The seat of the Trelawney family for over 700 years, Trelawney Castle was once the jewel of the Cornish coast. Each successive Earl spent with abandon, turning the house and grounds into a sprawling, extravagant palimpsest of wings, turrets, and follies. But as the centuries passed the Earls of Trelawney, their ambition dulled by generations of pampered living, failed to develop other skills. Now in 2008 the house—its paintings and furniture sold off to pay death duties, its grounds diminished, the gardens choked with weeds—has begun to resemble its owners: faded, crumbling, and out-of-date.

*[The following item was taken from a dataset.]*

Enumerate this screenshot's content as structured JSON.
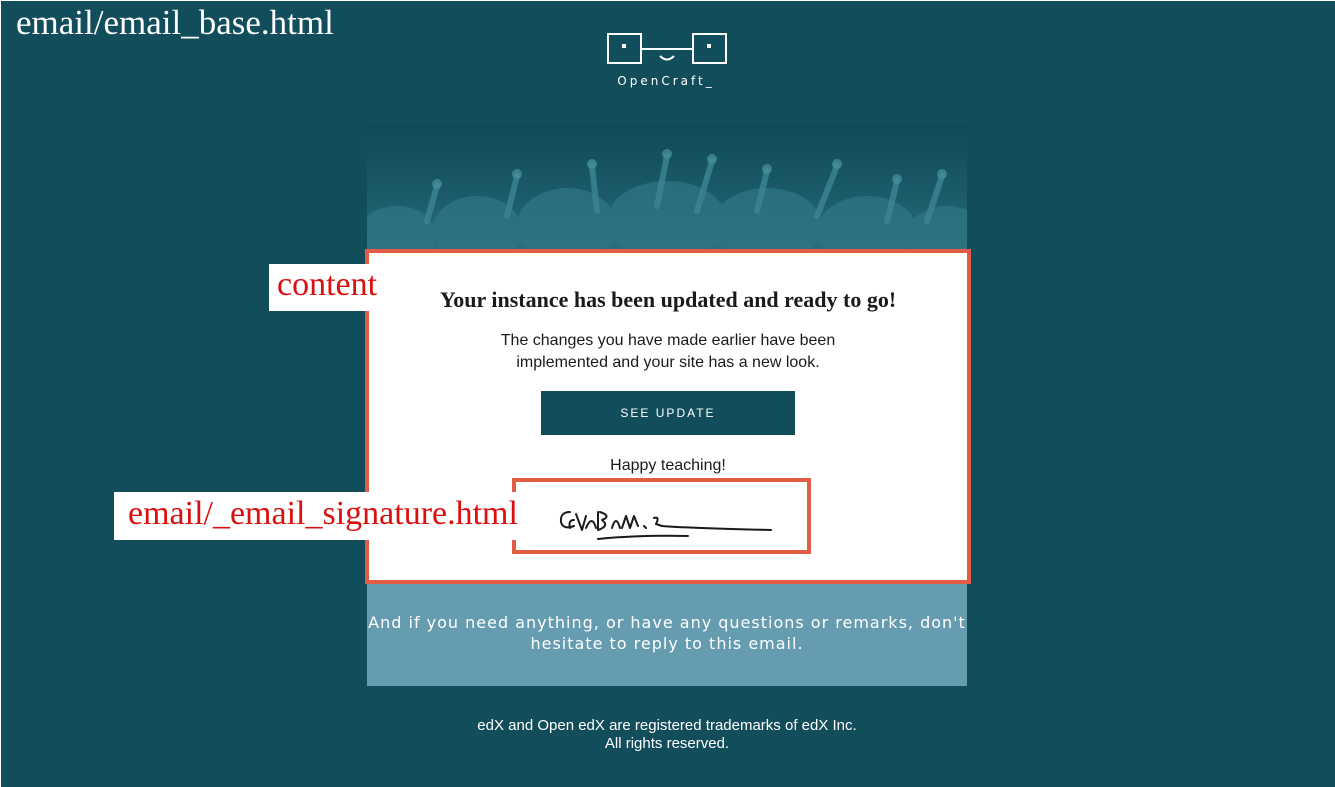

Jane, the put-upon wife of the current Earl, Kitto, scraping a life for her children and in-laws in a few drafty rooms of the big house, is trapped by Trelawney Castle; while Blaze, Kitto's sister, has made a killing in the City—and a complete turkey of her personal life. Long-estranged, the two women are brought back together when a letter arrives; and soon after it, an unwelcome young guest. Grudgingly reunited, Blaze and Jane must band together to take charge of their new charge—and save the house of Trelawney.

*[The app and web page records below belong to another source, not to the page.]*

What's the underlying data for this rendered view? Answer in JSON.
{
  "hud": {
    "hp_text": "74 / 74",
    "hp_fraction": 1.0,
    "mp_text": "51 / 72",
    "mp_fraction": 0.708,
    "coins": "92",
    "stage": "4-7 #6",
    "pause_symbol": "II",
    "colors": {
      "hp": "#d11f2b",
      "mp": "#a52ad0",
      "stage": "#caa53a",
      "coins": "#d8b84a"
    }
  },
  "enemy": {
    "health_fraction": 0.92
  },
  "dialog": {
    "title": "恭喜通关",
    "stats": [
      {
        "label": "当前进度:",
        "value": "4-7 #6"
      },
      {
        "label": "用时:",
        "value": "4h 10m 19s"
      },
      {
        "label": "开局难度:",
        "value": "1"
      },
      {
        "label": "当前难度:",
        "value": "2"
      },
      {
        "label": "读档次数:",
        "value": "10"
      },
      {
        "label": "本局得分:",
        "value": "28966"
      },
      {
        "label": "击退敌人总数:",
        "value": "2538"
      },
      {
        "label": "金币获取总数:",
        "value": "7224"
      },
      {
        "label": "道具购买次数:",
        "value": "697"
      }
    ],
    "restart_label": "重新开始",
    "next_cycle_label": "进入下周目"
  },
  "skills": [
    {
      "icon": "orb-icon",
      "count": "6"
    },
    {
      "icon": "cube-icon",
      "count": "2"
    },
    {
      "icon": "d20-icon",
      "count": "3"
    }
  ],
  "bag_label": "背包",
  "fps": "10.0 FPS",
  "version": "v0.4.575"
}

With formidable sharpness, delicious irreverence, and a very wicked wit, House of Trelawney is a glorious send-up of recession Britain and its carnival of bastard bankers and down-at-heel toffs.